I had planned to attend the panel discussion, “Rhythms on the Brain: Music, Memory, and Emotion,” to hear the scientific explanation of why we sing the blues. With black male joblessness at 17.5 percent and black teen unemployment at 40.7 percent, it doesn’t take a rocket scientist to know why black folks sing the blues.
Instead, I took the ferry to Governors Island to explore the wonders of science with the next generation of inventors and innovators. As I walked around Governors Island, it was a pleasure to see the delight on their faces.
The World Science Festival is “designed to make the esoteric understandable and the familiar fascinating.” It is undeniable that African American children are fascinated with the esoteric.
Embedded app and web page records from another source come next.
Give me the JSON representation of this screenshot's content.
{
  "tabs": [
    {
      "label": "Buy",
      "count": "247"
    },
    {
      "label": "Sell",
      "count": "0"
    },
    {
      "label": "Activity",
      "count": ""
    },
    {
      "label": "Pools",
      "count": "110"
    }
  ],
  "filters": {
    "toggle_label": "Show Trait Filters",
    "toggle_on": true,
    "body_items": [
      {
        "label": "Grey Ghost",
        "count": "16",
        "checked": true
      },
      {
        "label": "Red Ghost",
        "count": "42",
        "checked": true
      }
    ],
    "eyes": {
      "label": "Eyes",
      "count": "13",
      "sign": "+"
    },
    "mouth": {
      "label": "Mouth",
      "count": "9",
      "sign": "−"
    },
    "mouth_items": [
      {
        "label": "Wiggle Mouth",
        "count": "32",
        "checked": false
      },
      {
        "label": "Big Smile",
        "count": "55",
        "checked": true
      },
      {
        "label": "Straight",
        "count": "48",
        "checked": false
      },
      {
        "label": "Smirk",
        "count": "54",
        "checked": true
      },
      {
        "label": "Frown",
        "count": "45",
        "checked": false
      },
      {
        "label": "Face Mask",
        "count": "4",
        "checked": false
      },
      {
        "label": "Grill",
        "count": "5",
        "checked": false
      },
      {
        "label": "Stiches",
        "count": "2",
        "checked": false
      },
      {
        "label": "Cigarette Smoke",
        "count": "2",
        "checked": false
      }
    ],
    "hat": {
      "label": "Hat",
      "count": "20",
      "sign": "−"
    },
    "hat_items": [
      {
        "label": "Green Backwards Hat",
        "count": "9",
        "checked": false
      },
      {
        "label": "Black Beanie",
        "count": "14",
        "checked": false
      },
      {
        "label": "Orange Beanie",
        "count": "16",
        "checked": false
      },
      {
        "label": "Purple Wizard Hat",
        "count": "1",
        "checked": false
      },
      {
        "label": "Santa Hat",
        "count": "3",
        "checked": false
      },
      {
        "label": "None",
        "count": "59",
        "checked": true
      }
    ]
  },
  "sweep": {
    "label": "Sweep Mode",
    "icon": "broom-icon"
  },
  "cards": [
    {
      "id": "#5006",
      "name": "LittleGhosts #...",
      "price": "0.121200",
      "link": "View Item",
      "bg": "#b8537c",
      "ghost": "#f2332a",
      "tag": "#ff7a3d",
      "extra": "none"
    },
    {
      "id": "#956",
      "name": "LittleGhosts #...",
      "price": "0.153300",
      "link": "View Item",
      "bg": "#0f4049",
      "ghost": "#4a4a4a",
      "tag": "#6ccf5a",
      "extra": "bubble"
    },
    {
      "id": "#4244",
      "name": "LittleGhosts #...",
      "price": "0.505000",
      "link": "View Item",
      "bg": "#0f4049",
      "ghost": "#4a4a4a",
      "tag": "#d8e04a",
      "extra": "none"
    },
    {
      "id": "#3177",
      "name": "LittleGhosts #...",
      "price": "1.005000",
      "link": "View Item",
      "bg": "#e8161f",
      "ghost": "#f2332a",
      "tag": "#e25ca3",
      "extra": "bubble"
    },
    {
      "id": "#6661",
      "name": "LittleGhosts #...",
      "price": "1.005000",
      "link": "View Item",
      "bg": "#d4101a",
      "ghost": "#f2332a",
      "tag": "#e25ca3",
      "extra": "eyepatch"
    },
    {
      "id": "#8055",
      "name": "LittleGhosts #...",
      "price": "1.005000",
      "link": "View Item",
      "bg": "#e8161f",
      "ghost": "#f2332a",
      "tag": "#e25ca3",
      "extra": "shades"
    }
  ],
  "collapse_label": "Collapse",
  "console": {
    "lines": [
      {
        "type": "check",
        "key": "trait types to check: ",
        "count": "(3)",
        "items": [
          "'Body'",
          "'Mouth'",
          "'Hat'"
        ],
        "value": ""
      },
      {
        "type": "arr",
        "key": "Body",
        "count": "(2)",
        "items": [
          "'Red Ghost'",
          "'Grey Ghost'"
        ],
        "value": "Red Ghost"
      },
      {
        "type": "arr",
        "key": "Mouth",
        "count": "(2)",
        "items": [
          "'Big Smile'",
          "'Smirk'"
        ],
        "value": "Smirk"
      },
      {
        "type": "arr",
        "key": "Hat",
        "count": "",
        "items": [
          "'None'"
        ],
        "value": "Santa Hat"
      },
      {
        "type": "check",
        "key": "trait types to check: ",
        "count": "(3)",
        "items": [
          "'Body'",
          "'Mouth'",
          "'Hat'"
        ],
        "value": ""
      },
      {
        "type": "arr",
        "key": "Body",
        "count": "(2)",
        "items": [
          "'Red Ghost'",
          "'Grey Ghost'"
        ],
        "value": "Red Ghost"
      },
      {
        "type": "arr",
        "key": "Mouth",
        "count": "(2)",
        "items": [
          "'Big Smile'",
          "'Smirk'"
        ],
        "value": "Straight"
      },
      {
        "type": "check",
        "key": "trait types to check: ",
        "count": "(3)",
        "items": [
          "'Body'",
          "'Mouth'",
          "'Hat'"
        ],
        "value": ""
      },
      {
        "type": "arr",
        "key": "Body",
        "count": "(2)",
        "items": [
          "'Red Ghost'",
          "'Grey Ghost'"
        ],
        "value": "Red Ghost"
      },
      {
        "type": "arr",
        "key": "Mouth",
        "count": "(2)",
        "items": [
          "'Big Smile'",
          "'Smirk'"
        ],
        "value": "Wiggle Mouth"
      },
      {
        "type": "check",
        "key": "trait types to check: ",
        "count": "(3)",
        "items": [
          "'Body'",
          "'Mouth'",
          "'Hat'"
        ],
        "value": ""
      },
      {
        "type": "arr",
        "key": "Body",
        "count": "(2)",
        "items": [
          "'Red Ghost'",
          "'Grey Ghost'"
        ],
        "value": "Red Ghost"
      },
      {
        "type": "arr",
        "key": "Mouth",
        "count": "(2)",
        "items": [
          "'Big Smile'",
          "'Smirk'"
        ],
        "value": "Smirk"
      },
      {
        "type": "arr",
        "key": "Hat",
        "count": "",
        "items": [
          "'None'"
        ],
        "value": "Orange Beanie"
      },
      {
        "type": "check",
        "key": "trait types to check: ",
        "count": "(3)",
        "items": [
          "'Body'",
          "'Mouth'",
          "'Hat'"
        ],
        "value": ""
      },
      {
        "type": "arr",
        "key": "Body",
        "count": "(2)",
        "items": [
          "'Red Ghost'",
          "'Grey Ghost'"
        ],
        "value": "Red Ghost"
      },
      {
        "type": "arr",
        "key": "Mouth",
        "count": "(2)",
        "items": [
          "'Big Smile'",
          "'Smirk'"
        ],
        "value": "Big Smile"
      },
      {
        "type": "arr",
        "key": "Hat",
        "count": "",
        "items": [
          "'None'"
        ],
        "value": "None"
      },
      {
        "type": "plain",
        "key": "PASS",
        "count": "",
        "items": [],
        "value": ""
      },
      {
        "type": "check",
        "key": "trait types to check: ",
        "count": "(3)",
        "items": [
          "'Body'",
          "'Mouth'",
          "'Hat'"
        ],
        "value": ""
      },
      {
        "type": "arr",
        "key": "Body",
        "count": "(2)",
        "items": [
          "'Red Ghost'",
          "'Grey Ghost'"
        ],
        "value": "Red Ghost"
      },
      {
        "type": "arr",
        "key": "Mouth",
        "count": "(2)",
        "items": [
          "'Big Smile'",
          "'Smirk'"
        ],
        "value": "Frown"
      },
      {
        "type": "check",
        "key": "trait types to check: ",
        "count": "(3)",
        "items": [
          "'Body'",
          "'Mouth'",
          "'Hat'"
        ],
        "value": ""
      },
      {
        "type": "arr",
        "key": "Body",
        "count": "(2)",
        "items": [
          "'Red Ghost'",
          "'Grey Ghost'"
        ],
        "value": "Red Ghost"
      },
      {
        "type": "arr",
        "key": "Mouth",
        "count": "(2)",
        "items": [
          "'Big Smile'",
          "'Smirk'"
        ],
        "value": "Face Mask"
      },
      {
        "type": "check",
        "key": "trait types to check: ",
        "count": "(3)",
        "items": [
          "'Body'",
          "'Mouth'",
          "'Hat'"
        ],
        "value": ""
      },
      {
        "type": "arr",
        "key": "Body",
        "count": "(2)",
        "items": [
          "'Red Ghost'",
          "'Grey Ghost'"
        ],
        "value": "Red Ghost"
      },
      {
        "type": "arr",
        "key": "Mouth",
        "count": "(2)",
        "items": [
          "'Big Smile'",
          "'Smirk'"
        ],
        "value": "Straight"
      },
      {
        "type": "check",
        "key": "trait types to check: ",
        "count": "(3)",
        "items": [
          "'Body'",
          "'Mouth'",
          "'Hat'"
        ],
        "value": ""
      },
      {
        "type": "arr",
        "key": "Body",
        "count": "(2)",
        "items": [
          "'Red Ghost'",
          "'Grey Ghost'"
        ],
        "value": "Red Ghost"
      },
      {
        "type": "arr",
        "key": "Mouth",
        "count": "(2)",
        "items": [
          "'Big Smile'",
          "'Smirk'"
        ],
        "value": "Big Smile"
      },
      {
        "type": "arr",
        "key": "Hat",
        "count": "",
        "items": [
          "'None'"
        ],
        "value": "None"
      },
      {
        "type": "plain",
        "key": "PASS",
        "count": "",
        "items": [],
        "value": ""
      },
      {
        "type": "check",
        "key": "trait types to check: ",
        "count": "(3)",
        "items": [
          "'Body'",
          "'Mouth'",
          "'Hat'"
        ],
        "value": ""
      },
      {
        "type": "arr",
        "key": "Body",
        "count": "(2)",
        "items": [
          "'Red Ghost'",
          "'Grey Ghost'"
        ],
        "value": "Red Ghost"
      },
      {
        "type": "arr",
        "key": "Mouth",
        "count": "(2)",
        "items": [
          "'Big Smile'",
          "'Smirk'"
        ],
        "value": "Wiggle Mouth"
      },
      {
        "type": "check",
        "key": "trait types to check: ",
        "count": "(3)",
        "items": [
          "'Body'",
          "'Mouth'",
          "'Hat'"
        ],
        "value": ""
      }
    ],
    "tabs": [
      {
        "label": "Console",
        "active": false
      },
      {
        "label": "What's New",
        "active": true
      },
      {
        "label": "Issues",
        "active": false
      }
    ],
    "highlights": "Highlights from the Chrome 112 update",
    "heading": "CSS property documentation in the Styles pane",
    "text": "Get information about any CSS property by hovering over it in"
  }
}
But that fascination fades by middle school. So educators, policymakers and advocates must reimagine STEM (science, technology, engineering and mathematics) to restore its cool factor.
The Internet Generation is familiar with GoDaddy.com from its ubiquitous Super Bowl ads. It would be cool if students knew Go Daddy’s daddy is a black man, Emmit McHenry, the founder of Network Solutions, the go-to website for domain name registration in the 1990s.
Time magazine recently asked: The Future of Innovation: Can America Keep Pace?
We need innovation urgently. But if we are to get the U.S. back to work, we need perhaps even more urgently to rebuild American education, reform our training system, revive high-end manufacturing, focus on new growth industries and rebuild our infrastructure. In fact, finding new ways to do these old tasks might be the greatest and most important innovation of all.
Indeed, throwing money at the problem is not the solution. Education spending has doubled in the last decade. Meanwhile, the United States has fallen to 17th in science literacy and 25th in math literacy.
Studies show there is a link between performance on math and science assessment tests and economic growth. Given the changing demographics, it is an economic imperative that we encourage interest in STEM education among underrepresented students.